# Your instructions
Find the word "JSON" in the data. Return every line where it appears.

##### Records for this task

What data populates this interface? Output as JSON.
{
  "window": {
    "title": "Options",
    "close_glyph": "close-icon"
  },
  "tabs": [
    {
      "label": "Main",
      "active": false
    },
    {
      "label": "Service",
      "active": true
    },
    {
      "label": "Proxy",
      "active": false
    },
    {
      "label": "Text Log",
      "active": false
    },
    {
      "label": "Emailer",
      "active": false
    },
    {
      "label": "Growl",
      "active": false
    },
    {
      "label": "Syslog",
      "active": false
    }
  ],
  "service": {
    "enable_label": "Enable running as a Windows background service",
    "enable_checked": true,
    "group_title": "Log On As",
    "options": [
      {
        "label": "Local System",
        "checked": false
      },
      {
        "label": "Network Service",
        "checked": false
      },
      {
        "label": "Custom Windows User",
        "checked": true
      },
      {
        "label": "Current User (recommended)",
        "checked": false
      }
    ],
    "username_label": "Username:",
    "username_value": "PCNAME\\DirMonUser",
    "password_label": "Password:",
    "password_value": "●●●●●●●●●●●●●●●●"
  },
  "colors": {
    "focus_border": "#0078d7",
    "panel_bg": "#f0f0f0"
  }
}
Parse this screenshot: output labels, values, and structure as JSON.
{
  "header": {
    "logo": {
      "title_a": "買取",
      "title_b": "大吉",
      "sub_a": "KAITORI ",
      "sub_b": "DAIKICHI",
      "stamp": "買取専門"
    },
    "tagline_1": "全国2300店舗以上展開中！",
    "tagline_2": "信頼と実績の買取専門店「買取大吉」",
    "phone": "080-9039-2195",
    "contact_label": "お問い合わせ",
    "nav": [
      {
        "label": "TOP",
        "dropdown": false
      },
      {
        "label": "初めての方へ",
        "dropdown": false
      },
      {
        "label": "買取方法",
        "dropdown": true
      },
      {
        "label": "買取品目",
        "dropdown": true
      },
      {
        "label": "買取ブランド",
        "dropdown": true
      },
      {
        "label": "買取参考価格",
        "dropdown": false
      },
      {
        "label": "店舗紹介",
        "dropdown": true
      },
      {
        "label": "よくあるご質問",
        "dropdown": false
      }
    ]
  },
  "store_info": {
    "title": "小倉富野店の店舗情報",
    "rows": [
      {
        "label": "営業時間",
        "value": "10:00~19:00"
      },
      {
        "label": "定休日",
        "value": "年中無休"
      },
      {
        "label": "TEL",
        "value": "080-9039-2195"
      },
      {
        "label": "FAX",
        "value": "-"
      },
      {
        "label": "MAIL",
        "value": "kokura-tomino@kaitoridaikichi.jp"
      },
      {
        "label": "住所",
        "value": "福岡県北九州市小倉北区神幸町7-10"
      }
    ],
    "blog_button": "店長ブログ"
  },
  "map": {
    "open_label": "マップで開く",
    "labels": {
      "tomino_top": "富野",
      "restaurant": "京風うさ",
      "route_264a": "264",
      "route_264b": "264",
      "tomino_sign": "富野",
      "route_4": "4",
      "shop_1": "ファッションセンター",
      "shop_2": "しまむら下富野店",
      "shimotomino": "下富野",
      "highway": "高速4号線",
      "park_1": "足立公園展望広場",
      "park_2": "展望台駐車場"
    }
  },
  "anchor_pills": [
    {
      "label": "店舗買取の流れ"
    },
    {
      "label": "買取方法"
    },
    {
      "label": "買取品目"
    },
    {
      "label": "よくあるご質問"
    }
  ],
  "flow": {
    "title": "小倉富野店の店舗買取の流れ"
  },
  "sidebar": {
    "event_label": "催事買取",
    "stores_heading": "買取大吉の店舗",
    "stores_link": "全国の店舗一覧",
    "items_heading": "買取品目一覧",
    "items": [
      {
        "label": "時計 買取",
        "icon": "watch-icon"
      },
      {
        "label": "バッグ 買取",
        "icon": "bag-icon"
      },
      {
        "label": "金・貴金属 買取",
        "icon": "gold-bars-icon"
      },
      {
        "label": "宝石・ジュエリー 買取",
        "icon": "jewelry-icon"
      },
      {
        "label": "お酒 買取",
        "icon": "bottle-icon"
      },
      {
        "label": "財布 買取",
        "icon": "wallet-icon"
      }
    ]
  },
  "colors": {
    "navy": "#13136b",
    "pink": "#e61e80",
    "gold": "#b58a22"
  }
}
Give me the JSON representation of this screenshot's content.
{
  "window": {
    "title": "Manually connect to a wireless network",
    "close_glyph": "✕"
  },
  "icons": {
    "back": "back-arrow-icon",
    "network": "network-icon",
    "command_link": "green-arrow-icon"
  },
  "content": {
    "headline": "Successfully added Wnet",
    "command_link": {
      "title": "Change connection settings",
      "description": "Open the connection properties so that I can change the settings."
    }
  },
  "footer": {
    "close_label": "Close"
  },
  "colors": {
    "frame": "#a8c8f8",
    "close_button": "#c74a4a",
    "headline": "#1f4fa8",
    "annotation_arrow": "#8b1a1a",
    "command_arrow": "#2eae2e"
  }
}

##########

# Written reply
What data populates this interface? Output as JSON.
Parse this screenshot: output labels, values, and structure as JSON.
Give me the JSON representation of this screenshot's content.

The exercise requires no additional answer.